Director/Learning and Impact


Free expression and the freedom of speech are cornerstones of American democracy. Our First Amendment rights to free expression play a vital role in maintaining a healthy and participatory democracy. We see speech and press freedom as central to our mission to foster informed and engaged communities.

It is critical for policymakers, campus leaders and educators to understand how students and adults living in America view free expression rights and related issues. Moreover, it is important for campus leaders to hear directly from students as they design their school environments. This is especially important in the 21st century, as technological and political forces impact free expression rights in an inclusive society.

We’ve spent nearly two decades conducting public opinion research in the Knight Free Expression (KFX) research series, which explores how emerging generations, as well as the broader American public, view freedom of speech and free expression issues.

Findings from our Latest Research

The KFX research series has grown into a robust body of work, illuminating longitudinal trends in attitudes toward free speech issues. With a focus on understanding high school and college students’ views of the First Amendment, this research provides policymakers and education leaders with insights to inform their campus environments and prepare the next generation to actively participate in our democracy. Below we have included key findings from our latest research:

Since beginning this research in 2016, we have found that college students view speech rights as important, yet less secure than in years past. Even with support for free speech, much of the debate on campus speech is due to the tension between fostering inclusive academic environments while upholding the principles of free speech. On the one hand, there is growing sentiment that the campus environment is stifling expression that may be offensive, while a small but growing number of students cite having felt either uncomfortable or unsafe due to speech on campus.

There is steady support for the First Amendment among students and teachers since we began this research in 2004. Students and teachers overwhelmingly agree that people should be allowed to express unpopular opinions, a finding that has been consistent for nearly two decades. Importantly, education on the First Amendment is directly correlated to student support for free speech. That said, less than 60% of students support news organizations publishing without government censorship.

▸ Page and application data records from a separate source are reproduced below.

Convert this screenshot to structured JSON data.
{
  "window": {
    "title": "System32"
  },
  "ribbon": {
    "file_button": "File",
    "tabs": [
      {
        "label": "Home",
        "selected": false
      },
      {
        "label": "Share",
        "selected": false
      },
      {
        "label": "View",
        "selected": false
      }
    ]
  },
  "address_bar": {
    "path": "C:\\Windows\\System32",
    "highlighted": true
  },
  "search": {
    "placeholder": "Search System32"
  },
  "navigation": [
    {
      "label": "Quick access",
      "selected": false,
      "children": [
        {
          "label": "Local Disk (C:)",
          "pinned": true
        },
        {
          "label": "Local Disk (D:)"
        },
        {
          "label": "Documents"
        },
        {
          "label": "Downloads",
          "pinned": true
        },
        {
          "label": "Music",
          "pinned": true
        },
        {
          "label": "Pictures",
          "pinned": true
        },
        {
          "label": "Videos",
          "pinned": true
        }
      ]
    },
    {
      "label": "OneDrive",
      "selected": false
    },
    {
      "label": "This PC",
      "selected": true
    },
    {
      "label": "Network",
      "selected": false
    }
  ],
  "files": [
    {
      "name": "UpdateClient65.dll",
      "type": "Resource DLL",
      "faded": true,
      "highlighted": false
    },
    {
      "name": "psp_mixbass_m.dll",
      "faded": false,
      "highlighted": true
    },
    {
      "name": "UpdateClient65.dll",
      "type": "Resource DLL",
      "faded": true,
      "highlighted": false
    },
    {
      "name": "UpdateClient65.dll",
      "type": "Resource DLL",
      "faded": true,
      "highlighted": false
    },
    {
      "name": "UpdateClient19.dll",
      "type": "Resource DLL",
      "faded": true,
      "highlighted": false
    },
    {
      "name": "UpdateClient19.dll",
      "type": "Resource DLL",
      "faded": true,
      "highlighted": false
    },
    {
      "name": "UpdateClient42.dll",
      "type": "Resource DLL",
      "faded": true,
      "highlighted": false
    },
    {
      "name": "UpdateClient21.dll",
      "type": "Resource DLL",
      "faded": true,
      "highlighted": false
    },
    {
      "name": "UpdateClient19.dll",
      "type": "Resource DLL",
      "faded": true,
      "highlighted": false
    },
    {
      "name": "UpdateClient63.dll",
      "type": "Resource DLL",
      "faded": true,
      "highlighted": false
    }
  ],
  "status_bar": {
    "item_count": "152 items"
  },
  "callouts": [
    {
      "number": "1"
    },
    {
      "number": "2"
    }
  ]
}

Americans across many demographics appreciate freedom of speech and recognize its benefits to society and democracy. While most Americans feel they enjoy First Amendment protections around their speech rights, some groups––such as Black Americans––feel notably less secure. Additionally, 70% of Americans say that hate speech on social media is a serious problem. For the 2021 “Free Expression in America Post-2020” report, Knight Foundation commissioned Ipsos to conduct a survey with a nationally representative sample of more than 4,000 American adults, including an additional sample of 1,000 undergraduate college students.